The proposed regulations provide that compensation may be considered subject to a substantial risk of forfeiture if the compensation is conditioned on compliance with a non-compete agreement, and the following requirements are met:
- The right to compensation is expressly conditioned on the employee’s compliance with an enforceable written non-compete agreement.
- Reasonable efforts are made by the employer on a consistent basis to confirm compliance with all of its non-compete agreements.
- The facts and circumstances show that at the time the non-compete becomes binding both: (1) the employer has a substantial and bona fide interest in preventing the performance of the competing services; and (2) the employee has a bona fide interest in performing, and an ability to perform, the competing services.
If the requirements listed below are met, the proposed regulations permit initial deferrals of current compensation to be subject to a substantial risk of forfeiture and also allow an existing risk of forfeiture to be extended:
- The present value of the amount to be paid upon the lapse of the substantial risk of forfeiture must be materially (25 percent or more) greater than the amount that would be paid in the absence of the risk of forfeiture or extension.
- The initial or extended substantial risk of forfeiture must be based on compliance with a non-compete or future performance of substantial services.
- Except in the case of death, disability, or involuntary severance from employment, the substantial future services must be completed for a period of at least two years.
- In the case of initial deferrals, the written agreement that subjects the amount to a substantial risk of forfeiture must be made prior to the calendar year in which any services are performed for the compensation.
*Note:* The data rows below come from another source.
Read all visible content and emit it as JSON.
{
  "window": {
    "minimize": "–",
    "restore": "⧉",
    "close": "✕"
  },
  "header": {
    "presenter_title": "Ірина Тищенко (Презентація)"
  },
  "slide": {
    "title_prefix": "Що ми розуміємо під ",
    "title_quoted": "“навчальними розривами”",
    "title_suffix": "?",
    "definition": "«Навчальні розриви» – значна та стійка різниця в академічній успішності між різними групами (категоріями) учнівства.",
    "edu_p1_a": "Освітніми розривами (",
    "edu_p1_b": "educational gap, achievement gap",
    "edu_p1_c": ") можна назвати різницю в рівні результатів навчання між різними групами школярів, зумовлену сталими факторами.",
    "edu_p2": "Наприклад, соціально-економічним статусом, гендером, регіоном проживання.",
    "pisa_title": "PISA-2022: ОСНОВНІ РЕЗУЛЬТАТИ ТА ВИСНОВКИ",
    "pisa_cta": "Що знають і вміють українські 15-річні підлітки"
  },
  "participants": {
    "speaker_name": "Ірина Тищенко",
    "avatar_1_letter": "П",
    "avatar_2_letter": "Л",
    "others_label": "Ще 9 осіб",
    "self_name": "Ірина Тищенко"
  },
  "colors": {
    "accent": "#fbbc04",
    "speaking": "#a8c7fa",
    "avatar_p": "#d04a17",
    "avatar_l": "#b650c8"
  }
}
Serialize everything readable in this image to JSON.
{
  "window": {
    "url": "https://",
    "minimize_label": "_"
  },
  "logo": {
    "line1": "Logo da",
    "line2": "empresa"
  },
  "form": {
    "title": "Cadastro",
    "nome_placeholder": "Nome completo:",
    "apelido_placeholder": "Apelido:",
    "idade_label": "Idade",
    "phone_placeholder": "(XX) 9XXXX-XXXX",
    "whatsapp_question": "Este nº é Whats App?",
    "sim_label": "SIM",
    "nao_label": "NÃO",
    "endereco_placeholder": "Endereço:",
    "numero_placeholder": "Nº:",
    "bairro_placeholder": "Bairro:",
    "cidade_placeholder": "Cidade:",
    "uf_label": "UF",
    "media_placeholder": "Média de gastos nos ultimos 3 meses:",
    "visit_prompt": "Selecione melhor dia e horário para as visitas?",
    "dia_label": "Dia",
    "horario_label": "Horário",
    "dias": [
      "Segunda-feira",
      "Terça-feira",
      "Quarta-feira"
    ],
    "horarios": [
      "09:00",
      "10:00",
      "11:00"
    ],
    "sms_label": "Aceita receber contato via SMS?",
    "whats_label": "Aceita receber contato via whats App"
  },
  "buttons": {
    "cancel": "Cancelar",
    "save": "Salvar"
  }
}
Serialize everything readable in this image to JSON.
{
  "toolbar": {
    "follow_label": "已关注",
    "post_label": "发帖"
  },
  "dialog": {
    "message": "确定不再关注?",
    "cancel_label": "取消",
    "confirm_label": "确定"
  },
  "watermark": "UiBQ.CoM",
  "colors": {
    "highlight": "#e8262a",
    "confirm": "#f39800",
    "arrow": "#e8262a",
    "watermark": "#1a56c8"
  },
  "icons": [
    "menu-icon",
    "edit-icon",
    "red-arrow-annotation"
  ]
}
In the case of extensions, the written agreement must be made at least 90 days prior to the lapse date of the existing substantial risk of forfeiture.
V. Proposed Applicability Dates
A. General applicability date
The proposed regulations will generally apply to compensation deferred under a plan for calendar years beginning after the date of publication of the final regulations in the Federal Register (including deferred amounts to which the entitlement arose during prior calendar years but which were not previously included in income). Publication of final regulations could well take years. Taxpayers may rely on the proposed regulations until the applicability date.
B. Special applicability dates
The proposed regulations also include special applicability dates for provisions regarding specific plans as follows:
- For a plan that is maintained pursuant to one or more collective bargaining agreements, ratified and in effect on the date of publication of final regulations in the Federal Register, these proposed regulations would not apply to compensation deferred under the plan before the earlier of: (1) the termination date of the last of the collective bargaining agreements (determined without regard to any extension thereof after the date of publication of the final regulations in the Federal Register), or (2) the third anniversary date of publication of the final regulations in the Federal Register.
- Taxpayers may rely on either the general applicability rules set forth in these proposed regulations or the rules set forth in Notice 2008-62, in the case of all plans with respect to the rules regarding recurring part-year compensation for periods before the applicability date of these regulations.
- With regard to governmental plans, to the extent that legislation is required to amend such plan, the proposed regulations would apply only to compensation deferred in calendar years beginning on or after the close of the second regular legislative session of the legislative body amending the plan that begins after the date of the proposed regulations’ publication in the Federal Register.
Please contact Marc Stockwell with questionsFindley Post, Human Capital